  • Liberalization of the "capital account" of the balance of payments, that is, allowing people the opportunity to invest funds overseas and allowing foreign funds to be invested in the home country
  • Privatization of state enterprises; Promoting market provision of goods and services which the government cannot provide as effectively or efficiently, such as telecommunications, where having many service providers promotes choice and competition.
  • Deregulation – abolition of regulations that impede market entry or restrict competition, except for those justified on safety, environmental and consumer protection grounds, and prudent oversight of financial institutions;
  • Legal security for property rights; and,
  • Financialisation of capital.
The ten policy positions outlined above are sourced from Wikipedia, but appear to be broadly accurate.

In all honesty, I would have to say that I broadly agree with the majority of the above principles, however the devil, as always, is in the detail. I do not think however that the private sector is inherently more efficient than the public sector; the private sector does not have the same concerns or pressures of the private sector; for a start the private sector has less meddling from politicians!

NHS Reforms
The NHS is an enormously complex, bureaucratic organisation which has helped save the lives of millions of people since it was established in 1947.  It is expensive - its annual budget is over £110 billion, or over 7% of GDP.  60% of its budget goes on staff costs - it employs 1.7M people.

The question we as taxpayers and patients ask is do we get value for money?  Does the NHS work? We all have horror stories about patient care and waste, however you also hear fantastic compliments.

The problem as I see it is one of scale.  The NHS is one of the largest organisations in the world, and managing such a large organisation centrally is close to impossible.  To become more efficient, decision making needs to be decentralised, and decisions about clinical funding needs to be taken by medical professionals, not Whitehall bureaucrats.  I would favour a radical break up, with accountability and governance handled at a local level, but procurement may benefit from being a centrally provided service so that hospitals benefit from economies of scale.

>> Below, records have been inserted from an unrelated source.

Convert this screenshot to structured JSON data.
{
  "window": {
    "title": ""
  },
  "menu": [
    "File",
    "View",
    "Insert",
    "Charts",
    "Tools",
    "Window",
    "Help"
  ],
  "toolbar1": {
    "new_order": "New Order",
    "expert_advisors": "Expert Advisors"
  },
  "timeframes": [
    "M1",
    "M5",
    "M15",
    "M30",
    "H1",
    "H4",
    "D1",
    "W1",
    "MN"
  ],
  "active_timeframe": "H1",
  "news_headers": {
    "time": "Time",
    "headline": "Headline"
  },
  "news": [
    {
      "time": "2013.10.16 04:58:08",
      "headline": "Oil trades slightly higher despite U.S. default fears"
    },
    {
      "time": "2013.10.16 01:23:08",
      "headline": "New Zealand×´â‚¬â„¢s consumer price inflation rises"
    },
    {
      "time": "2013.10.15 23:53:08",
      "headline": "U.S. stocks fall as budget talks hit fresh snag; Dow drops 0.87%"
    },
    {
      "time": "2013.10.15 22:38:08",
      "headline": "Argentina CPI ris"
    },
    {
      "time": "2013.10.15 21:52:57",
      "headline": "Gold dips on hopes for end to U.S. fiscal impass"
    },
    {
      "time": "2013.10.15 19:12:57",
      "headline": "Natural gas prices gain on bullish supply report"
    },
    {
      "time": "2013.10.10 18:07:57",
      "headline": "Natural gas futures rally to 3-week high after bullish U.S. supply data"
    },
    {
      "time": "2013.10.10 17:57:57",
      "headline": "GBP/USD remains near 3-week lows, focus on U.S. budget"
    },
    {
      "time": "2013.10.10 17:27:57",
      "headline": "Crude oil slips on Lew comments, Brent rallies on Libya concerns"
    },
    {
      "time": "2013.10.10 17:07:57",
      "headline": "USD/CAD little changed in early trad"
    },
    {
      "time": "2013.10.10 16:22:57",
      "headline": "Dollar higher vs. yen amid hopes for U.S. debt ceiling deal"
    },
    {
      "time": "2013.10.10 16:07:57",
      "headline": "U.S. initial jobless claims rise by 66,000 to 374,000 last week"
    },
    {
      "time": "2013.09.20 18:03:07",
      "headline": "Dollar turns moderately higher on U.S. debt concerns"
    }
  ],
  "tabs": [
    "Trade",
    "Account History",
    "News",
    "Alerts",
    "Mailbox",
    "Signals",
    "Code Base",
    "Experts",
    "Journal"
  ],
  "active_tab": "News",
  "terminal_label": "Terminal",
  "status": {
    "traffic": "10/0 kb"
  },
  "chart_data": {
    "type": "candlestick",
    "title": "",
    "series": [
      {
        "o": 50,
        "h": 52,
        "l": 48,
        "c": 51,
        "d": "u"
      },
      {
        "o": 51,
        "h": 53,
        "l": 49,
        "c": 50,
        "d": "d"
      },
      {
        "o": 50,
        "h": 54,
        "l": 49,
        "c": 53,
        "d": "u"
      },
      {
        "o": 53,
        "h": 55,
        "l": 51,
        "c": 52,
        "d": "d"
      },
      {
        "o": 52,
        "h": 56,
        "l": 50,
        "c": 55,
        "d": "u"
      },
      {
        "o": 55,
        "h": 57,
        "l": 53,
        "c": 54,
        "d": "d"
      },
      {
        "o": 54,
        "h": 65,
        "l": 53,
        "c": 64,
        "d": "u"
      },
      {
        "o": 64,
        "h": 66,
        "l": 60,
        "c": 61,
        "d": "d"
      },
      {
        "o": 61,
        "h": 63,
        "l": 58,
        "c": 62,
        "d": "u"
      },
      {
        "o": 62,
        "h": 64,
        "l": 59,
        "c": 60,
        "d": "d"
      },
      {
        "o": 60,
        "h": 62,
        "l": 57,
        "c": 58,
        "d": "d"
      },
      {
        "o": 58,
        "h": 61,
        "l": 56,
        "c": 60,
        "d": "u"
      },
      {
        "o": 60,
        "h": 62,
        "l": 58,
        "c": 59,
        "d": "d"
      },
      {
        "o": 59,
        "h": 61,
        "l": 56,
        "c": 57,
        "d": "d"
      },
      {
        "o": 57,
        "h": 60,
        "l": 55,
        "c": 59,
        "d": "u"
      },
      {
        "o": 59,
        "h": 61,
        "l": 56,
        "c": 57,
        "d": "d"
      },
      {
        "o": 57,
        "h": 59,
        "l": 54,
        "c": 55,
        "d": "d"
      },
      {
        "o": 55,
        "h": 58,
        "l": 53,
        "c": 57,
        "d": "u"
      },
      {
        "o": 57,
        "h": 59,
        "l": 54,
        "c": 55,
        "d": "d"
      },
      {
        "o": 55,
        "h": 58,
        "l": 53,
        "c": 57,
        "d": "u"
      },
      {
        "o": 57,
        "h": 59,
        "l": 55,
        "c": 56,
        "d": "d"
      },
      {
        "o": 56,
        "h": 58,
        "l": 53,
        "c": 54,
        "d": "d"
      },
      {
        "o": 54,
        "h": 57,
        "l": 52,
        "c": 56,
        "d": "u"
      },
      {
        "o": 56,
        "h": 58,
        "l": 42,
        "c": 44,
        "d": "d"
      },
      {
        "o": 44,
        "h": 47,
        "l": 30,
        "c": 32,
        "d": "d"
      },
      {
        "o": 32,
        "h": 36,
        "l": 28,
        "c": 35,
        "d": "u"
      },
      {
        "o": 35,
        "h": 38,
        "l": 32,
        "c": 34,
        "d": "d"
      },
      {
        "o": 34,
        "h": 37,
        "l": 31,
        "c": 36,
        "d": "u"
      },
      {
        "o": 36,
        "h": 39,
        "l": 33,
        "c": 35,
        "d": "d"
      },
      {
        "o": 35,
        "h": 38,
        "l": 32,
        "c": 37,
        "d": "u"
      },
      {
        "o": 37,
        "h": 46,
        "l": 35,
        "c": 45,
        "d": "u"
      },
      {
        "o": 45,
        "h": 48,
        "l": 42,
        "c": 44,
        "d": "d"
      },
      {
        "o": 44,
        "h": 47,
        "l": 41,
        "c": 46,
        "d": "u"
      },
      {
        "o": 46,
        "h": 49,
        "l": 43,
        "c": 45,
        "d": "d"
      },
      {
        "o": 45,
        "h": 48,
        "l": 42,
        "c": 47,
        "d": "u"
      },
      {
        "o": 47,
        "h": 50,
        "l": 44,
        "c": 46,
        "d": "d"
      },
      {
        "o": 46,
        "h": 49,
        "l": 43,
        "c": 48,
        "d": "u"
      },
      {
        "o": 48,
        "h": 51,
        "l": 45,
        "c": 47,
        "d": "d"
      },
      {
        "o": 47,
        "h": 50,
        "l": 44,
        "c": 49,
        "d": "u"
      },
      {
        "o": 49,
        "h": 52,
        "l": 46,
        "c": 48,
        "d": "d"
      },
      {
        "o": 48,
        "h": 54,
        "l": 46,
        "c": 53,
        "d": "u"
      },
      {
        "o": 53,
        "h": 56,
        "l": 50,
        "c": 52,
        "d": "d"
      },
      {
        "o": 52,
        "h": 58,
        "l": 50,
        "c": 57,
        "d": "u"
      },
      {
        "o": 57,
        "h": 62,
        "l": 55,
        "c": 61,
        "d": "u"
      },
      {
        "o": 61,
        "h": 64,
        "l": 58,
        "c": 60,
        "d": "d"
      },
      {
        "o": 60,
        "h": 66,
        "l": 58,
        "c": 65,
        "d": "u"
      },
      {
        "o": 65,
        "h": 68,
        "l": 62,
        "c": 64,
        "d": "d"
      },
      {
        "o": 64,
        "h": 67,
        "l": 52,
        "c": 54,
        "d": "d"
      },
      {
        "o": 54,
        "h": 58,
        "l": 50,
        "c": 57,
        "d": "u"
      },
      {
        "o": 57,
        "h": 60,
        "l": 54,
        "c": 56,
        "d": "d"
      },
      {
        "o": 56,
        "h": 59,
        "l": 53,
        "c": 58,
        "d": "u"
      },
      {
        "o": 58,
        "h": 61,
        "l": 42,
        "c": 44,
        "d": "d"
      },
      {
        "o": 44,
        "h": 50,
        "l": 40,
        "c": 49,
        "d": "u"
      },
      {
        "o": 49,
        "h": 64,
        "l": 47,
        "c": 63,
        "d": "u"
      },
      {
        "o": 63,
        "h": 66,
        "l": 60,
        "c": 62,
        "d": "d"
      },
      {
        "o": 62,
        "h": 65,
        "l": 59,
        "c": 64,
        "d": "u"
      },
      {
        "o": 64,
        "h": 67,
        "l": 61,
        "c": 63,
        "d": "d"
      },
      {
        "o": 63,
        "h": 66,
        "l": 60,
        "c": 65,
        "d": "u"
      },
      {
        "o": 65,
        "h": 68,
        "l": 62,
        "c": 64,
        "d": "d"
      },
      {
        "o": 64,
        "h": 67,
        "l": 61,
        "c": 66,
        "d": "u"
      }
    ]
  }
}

I am torn by the proposals - I can see benefits, but huge risks as well.  My main hope would be that the NHS becomes an independent body, free from the control of politicians and able to determine its own destiny, similar to the Bank of England.  One thing is for sure - the NHS must remain free at the point of provision to those in need.

What about the cuts?
tAs at March 27 2011 The national debt according to the Office of National Statistics, stands at £875.8 billion.  This represents 58% of GDP.

If all financial sector intervention is included (e.g. Royal Bank of Scotland, Lloyds) , the Net debt was £2,252.1 billion  or 149.1 per cent of GDP.

The bald figures speak for themselves.  The UK is horrendously in debt, and that debt is growing daily because of the interest we pay on what has been borrowed. This is approximately £43 billion per annum  In order to fund government spending (which includes Defence, NHS, Welfare etc.) the UK will need to borrow £149 billion.

We can all argue about the cuts.  We all have differing priorities, and views on where the cuts should fall. I personally do not envy the government's task of getting public sector finances under control. I do not feel qualified to comment further.

What I can say though is that in 2002, gross national debt stood at 30% of GDP.  In less than ten years our debt has increased from 30% to 58% of GDP, and the responsibility for that lies squarely on the Labour Government.